In this letter I sought to prove that I enjoy your work, Michael, and that I have a relatively great knowledge of your career in film and television. I feel that my overarching use of the “hamburger essay method” has led to a well-structured and overall good letter. In conclusion, I would like to remind you of my offer for soup, or to otherwise crash on the couch in my living room if the situation were ever to come up (it’s a pull-out!).

Yours ’til butter flies,
Suzanne Sutherland

Old Stuff | | 3 Comments »

REVIEW: Infest Wisely (DVD)

Posted on September 11, 2008 by

Infest Wisely, a collaborative lo-fi sci-fi film, written by Jim Munroe and directed in seven chapters by Munroe and six other directors is… well, why don’t you digest that sentence first. Okay, seven chapters, seven directors, crazy nanotechnology that appears to make the Toronto of the future a better place, but oh wait! This crazy nanotechnology is actually going to take over everyone’s brains! Brutal.

Anyway, it’s my humble opinion that there is nothing wrong with a movie that features a talking cat, bike chase, and the destruction of a shoebox model city. Throw in a ‘high tech photo viewer’ (for the pictures people can take by blinking their eyes!) which is actually the same dollar store cutting board my mom uses — with photos superimposed over it — and you have a charming low budget dystopian flick that wears its politics like a silk-screened bike gang patch on its sleeve.

DVD, Hits & Misses | | 3 Comments »

Because your kids have better things to do than listen to Sharon, Lois and Bram condescend to them about elephants

Posted on July 11, 2008 by

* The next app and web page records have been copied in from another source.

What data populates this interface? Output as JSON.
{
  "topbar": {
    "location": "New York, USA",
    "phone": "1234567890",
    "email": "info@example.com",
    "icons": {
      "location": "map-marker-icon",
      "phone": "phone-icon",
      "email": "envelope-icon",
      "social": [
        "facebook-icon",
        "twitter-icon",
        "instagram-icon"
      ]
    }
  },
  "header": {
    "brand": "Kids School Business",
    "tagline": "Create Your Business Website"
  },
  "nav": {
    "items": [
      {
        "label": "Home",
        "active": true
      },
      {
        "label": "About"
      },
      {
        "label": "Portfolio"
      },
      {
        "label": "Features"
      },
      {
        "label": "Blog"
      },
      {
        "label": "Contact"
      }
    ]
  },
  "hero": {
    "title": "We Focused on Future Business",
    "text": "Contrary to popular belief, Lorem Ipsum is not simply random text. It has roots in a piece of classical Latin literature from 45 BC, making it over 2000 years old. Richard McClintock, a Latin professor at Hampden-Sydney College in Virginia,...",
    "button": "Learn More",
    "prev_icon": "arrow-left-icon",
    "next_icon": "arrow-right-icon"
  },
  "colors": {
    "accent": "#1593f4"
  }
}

Last month, the city’s most hopeful small press racketeers crammed their earnest handshakes into the gymnasium of the JCC at Spadina and Bloor for the Toronto Small Press Book Fair.

Having only minutes to check the scene out—dashing to work from a family garden party, at which candy sushi was served—my eyes fell on by far the coolest tablers there: Bronwyn and Madeleine Kay.

The young sisters were each hawking their wares, Bronwyn’s Kitty Corner, focused on all things feline, and Madeleine’s Curdled Way, with emphasis on guinea pigs and horse drawings.

Regardless of the ages of the Kay sisters, and their occasionally creative spelling, their zines are some of the most inspiring things I’ve read in a while. I mean come on — Kitty Corner features the untitled poem “I am a cat I don’t know why I am a / Cat why oh why.” Were you that existential at age nine? Doubtful!

Still, as rad as the Kay sisters are, they’re not the only pre-pubescent cool kids who have probably done things twice as awesome as the things you lie about to your friends. More… »

Old Stuff | | 2 Comments »